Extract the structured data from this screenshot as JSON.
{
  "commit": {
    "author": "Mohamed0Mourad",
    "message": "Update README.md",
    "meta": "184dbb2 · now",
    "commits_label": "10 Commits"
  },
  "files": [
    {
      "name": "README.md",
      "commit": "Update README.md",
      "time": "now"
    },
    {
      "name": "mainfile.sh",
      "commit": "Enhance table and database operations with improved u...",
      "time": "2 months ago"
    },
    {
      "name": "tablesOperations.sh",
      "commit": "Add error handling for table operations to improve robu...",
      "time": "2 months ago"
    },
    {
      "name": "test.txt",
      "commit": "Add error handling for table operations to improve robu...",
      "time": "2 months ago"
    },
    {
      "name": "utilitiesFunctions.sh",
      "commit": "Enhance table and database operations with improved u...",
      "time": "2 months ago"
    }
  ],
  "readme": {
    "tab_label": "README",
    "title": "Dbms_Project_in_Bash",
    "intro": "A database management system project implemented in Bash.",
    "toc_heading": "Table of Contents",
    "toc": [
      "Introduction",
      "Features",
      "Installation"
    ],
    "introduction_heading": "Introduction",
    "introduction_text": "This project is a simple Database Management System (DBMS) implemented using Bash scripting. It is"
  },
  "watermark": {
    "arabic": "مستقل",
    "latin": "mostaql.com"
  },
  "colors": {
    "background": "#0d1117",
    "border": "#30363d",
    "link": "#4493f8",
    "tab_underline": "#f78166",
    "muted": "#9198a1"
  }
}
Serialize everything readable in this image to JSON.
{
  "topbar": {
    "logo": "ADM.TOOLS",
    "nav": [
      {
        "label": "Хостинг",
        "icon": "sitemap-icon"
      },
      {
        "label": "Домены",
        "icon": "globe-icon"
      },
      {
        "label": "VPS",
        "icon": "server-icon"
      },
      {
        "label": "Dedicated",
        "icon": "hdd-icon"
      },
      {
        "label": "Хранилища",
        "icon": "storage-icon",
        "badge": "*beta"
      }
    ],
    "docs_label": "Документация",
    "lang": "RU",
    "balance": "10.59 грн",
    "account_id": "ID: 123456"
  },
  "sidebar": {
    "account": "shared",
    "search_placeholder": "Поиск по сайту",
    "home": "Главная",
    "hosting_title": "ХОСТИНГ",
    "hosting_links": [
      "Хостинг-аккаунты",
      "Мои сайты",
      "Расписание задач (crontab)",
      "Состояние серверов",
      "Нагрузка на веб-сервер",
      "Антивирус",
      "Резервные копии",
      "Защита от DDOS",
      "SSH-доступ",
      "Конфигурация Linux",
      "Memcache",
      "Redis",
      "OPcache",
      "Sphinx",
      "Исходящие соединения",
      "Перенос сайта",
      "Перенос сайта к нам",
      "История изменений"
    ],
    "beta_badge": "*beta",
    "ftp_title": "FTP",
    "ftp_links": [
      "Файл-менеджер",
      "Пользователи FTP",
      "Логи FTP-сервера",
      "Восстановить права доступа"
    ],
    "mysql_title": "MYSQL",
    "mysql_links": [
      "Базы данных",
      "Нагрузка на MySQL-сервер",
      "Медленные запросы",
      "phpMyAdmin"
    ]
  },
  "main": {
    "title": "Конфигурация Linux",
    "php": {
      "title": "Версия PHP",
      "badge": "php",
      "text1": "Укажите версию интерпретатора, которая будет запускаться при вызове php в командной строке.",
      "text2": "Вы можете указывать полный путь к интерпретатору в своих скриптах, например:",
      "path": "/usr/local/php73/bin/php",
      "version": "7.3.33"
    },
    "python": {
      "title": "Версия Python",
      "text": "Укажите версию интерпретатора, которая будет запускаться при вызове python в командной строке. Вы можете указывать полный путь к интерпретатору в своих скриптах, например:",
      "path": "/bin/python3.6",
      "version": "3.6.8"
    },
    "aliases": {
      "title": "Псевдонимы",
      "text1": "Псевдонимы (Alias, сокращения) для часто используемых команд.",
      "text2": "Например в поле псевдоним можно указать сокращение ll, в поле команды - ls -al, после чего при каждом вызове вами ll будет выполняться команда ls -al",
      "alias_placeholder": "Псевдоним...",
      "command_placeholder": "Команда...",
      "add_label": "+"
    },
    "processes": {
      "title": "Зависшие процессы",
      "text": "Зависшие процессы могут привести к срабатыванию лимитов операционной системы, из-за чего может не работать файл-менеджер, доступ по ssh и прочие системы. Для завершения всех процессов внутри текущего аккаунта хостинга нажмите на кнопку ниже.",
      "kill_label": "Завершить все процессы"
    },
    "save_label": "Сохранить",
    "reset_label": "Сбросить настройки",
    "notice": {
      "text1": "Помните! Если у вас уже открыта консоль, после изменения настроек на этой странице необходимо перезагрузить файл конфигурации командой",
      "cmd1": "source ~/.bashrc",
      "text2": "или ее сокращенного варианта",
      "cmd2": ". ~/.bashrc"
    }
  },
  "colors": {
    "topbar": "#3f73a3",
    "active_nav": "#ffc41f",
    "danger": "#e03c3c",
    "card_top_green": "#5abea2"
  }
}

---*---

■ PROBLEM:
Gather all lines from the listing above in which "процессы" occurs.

■ ANSWER:
      "title": "Зависшие процессы",
      "text": "Зависшие процессы могут привести к срабатыванию лимитов операционной системы, из-за чего может не работать файл-менеджер, доступ по ssh и прочие системы. Для завершения всех процессов внутри текущего аккаунта хостинга нажмите на кнопку ниже.",
      "kill_label": "Завершить все процессы"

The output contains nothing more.